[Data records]
-*-*-
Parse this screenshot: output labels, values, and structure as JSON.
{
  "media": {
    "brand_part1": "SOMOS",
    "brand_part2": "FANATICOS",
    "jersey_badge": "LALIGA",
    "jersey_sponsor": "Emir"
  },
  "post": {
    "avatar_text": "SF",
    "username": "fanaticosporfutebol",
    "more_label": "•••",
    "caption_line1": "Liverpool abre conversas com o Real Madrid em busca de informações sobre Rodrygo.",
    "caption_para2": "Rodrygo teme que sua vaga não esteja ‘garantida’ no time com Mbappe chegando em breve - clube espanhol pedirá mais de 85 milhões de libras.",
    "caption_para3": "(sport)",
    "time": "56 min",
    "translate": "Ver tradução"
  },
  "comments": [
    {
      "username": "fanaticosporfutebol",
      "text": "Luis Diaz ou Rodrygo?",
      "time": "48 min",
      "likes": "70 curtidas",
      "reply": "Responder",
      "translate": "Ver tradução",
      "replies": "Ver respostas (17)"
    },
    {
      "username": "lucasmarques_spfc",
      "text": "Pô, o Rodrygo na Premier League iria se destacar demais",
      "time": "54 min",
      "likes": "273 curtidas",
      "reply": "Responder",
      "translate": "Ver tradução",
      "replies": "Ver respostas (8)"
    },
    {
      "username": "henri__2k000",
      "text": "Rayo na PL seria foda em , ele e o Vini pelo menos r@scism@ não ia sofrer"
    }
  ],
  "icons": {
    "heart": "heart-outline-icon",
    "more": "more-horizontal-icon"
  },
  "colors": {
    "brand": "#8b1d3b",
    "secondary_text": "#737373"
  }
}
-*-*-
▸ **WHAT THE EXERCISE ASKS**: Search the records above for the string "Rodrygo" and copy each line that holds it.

▸ **COMPLETED EXERCISE**:
    "caption_line1": "Liverpool abre conversas com o Real Madrid em busca de informações sobre Rodrygo.",
    "caption_para2": "Rodrygo teme que sua vaga não esteja ‘garantida’ no time com Mbappe chegando em breve - clube espanhol pedirá mais de 85 milhões de libras.",
      "text": "Luis Diaz ou Rodrygo?",
      "text": "Pô, o Rodrygo na Premier League iria se destacar demais",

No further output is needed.